2007-2008, bronze. Eric Fischl, born 1948, American. Smithsonian Museum of American Art, Washington, DC.
The vulnerability of the human body has been a prominent theme in the artist’s sculpture from before 9/11. The accompanying artist statement said he offered this work as a healing.
So many more people have died since 9/11. The overwhelming majority innocent of all acts of war.
There is this below, also. This mainly. This that remains, like a far country to set out for in slow stages and many rest stops and much looking back and some turning back.
Very hard reached, though; like all places of human harbour and labour.
The Thing Is
(from Mules of Love), Ellen Bass, born 1947, American
to love life, to love it even
when you have no stomach for it
and everything you have held dear
crumbles like burnt paper in your hands,
your throat filled with the silt of it.
When grief sits with you, its tropical heat
thickening the air, heavy as water
more fit for gills than lungs;
when grief weights you like your own flesh
only more of it, an obesity of grief,
you think, How can a body withstand this?
Then you hold life like a face
between your palms, a plain face,

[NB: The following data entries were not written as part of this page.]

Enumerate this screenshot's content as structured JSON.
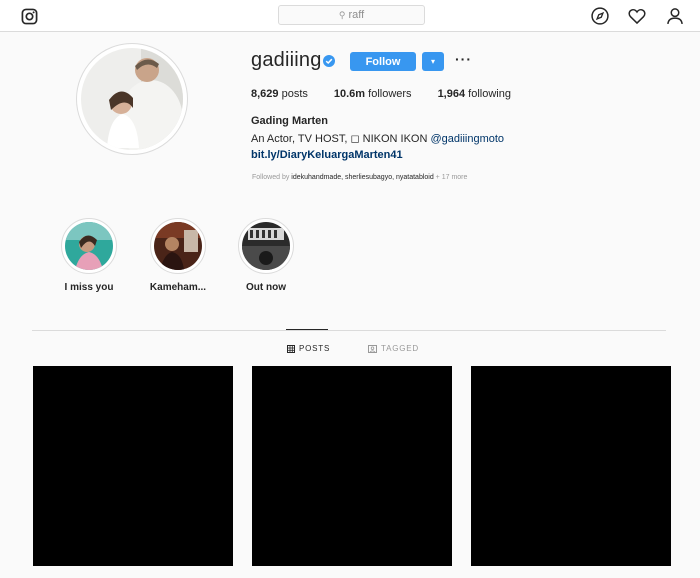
{
  "nav": {
    "search_placeholder": "raff",
    "icons": [
      "instagram-icon",
      "search-icon",
      "compass-icon",
      "heart-icon",
      "user-icon"
    ]
  },
  "profile": {
    "username": "gadiiing",
    "follow_label": "Follow",
    "dropdown_label": "▾",
    "more_label": "···",
    "stats": {
      "posts_count": "8,629",
      "posts_label": "posts",
      "followers_count": "10.6m",
      "followers_label": "followers",
      "following_count": "1,964",
      "following_label": "following"
    },
    "full_name": "Gading Marten",
    "bio_text": "An Actor, TV HOST, ◻ NIKON IKON ",
    "bio_mention": "@gadiiingmoto",
    "bio_link": "bit.ly/DiaryKeluargaMarten41",
    "followed_by_prefix": "Followed by ",
    "followed_by_names": "idekuhandmade, sherliesubagyo, nyatatabloid",
    "followed_by_more": " + 17 more"
  },
  "highlights": [
    {
      "label": "I miss you"
    },
    {
      "label": "Kameham..."
    },
    {
      "label": "Out now"
    }
  ],
  "tabs": {
    "posts_label": "POSTS",
    "tagged_label": "TAGGED"
  },
  "colors": {
    "accent": "#3897f0",
    "link": "#003569",
    "border": "#dbdbdb",
    "background": "#fafafa"
  }
}
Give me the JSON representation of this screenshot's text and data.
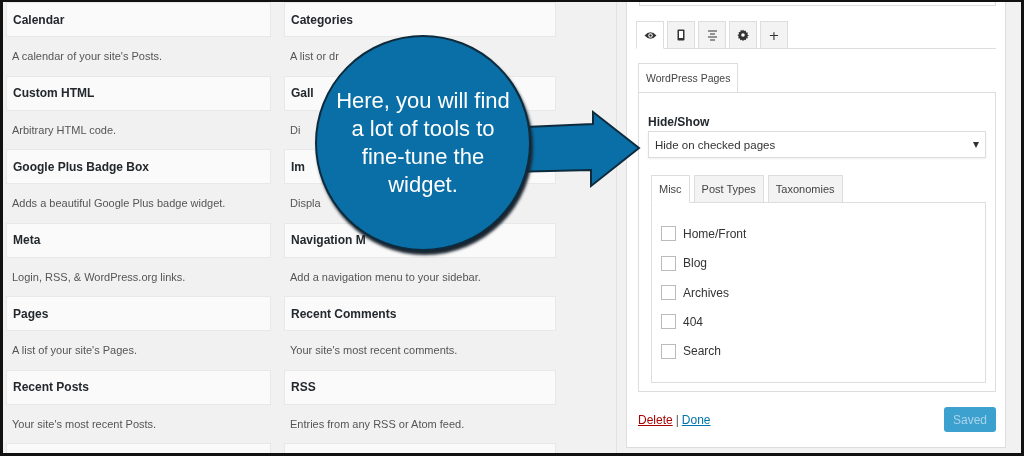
{
  "widgets": {
    "columns": [
      [
        {
          "title": "Calendar",
          "description": "A calendar of your site's Posts."
        },
        {
          "title": "Custom HTML",
          "description": "Arbitrary HTML code."
        },
        {
          "title": "Google Plus Badge Box",
          "description": "Adds a beautiful Google Plus badge widget."
        },
        {
          "title": "Meta",
          "description": "Login, RSS, & WordPress.org links."
        },
        {
          "title": "Pages",
          "description": "A list of your site's Pages."
        },
        {
          "title": "Recent Posts",
          "description": "Your site's most recent Posts."
        }
      ],
      [
        {
          "title": "Categories",
          "description": "A list or dr"
        },
        {
          "title": "Gall",
          "description": "Di"
        },
        {
          "title": "Im",
          "description": "Displa"
        },
        {
          "title": "Navigation M",
          "description": "Add a navigation menu to your sidebar."
        },
        {
          "title": "Recent Comments",
          "description": "Your site's most recent comments."
        },
        {
          "title": "RSS",
          "description": "Entries from any RSS or Atom feed."
        }
      ]
    ]
  },
  "callout": {
    "text": "Here, you will find a lot of tools to fine-tune the widget."
  },
  "panel": {
    "icon_tabs": [
      {
        "kind": "eye",
        "selected": true
      },
      {
        "kind": "mobile",
        "selected": false
      },
      {
        "kind": "align",
        "selected": false
      },
      {
        "kind": "gear",
        "selected": false
      },
      {
        "kind": "plus",
        "label": "+",
        "selected": false
      }
    ],
    "section_tab": {
      "label": "WordPress Pages",
      "selected": true
    },
    "hide_show": {
      "label": "Hide/Show",
      "value": "Hide on checked pages"
    },
    "sub_tabs": [
      {
        "label": "Misc",
        "selected": true
      },
      {
        "label": "Post Types",
        "selected": false
      },
      {
        "label": "Taxonomies",
        "selected": false
      }
    ],
    "checkboxes": [
      {
        "label": "Home/Front",
        "checked": false
      },
      {
        "label": "Blog",
        "checked": false
      },
      {
        "label": "Archives",
        "checked": false
      },
      {
        "label": "404",
        "checked": false
      },
      {
        "label": "Search",
        "checked": false
      }
    ],
    "footer": {
      "delete": "Delete",
      "separator": "|",
      "done": "Done",
      "save": {
        "label": "Saved",
        "disabled": true
      }
    }
  }
}
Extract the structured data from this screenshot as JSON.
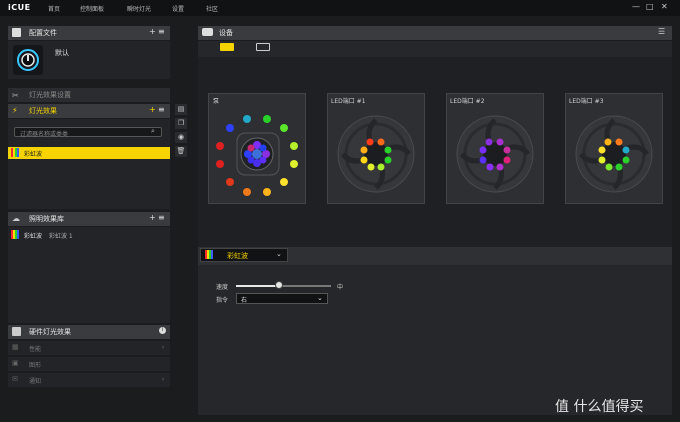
{
  "app": {
    "logo": "iCUE",
    "nav": [
      "首页",
      "控制面板",
      "瞬时灯光",
      "设置",
      "社区"
    ],
    "window_controls": [
      "—",
      "□",
      "✕"
    ]
  },
  "sidebar": {
    "profiles": {
      "title": "配置文件",
      "default_profile": "默认"
    },
    "lighting_settings": "灯光效果设置",
    "effects": {
      "title": "灯光效果",
      "search_placeholder": "过滤器名称或类类",
      "selected_effect": "彩虹波"
    },
    "library": {
      "title": "照明效果库",
      "item_name": "彩虹波",
      "item_extra": "彩虹波 1"
    },
    "hardware": {
      "title": "硬件灯光效果",
      "items": [
        "性能",
        "图形",
        "通知"
      ]
    }
  },
  "devices": {
    "title": "设备",
    "cards": [
      {
        "title": "泵"
      },
      {
        "title": "LED端口 #1"
      },
      {
        "title": "LED端口 #2"
      },
      {
        "title": "LED端口 #3"
      }
    ]
  },
  "effect_panel": {
    "effect": "彩虹波",
    "speed_label": "速度",
    "speed_value_label": "中",
    "speed_level": 0.45,
    "direction_label": "指令",
    "direction_value": "右"
  },
  "watermark": "值 什么值得买"
}
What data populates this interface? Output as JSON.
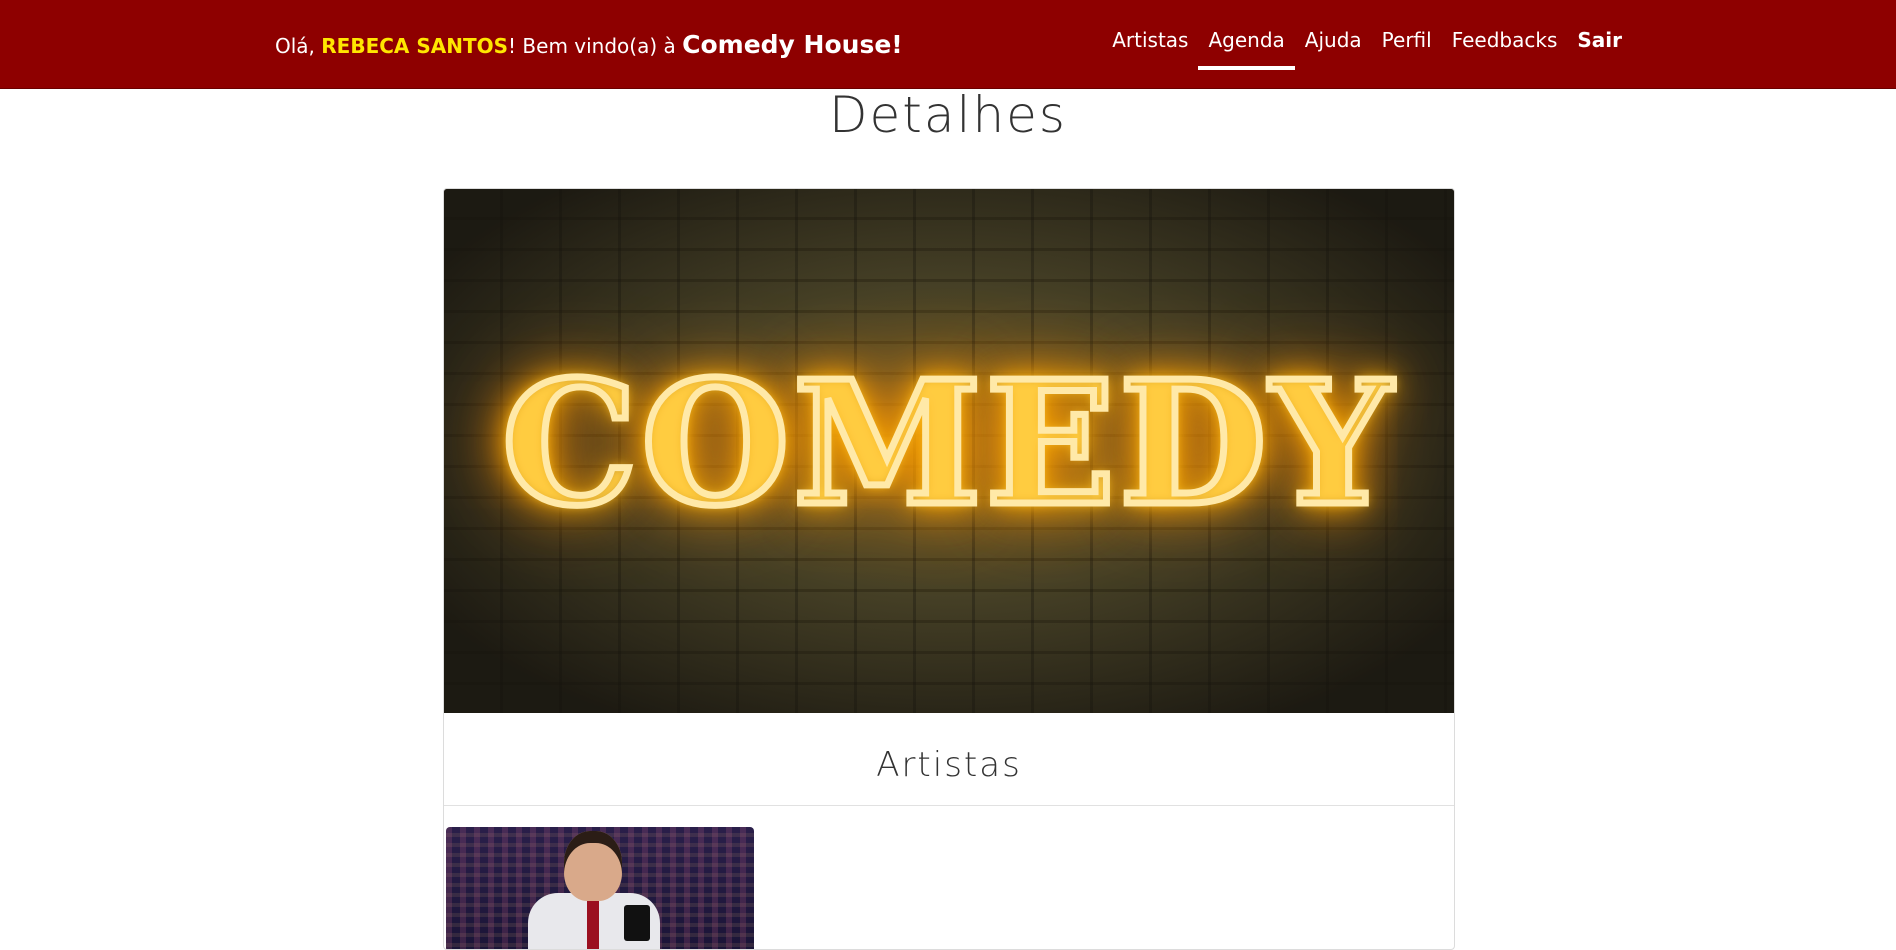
{
  "header": {
    "greeting_prefix": "Olá, ",
    "user_name": "REBECA SANTOS",
    "greeting_mid": "! Bem vindo(a) à ",
    "brand": "Comedy House!",
    "nav": [
      {
        "label": "Artistas",
        "active": false
      },
      {
        "label": "Agenda",
        "active": true
      },
      {
        "label": "Ajuda",
        "active": false
      },
      {
        "label": "Perfil",
        "active": false
      },
      {
        "label": "Feedbacks",
        "active": false
      },
      {
        "label": "Sair",
        "active": false
      }
    ]
  },
  "main": {
    "title": "Detalhes",
    "banner_text": "COMEDY",
    "section_title": "Artistas"
  },
  "colors": {
    "navbar_bg": "#8e0000",
    "user_highlight": "#ffe600"
  }
}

no charming smile, no violet eyes,
and you say, yes, I will take you
I will love you, again.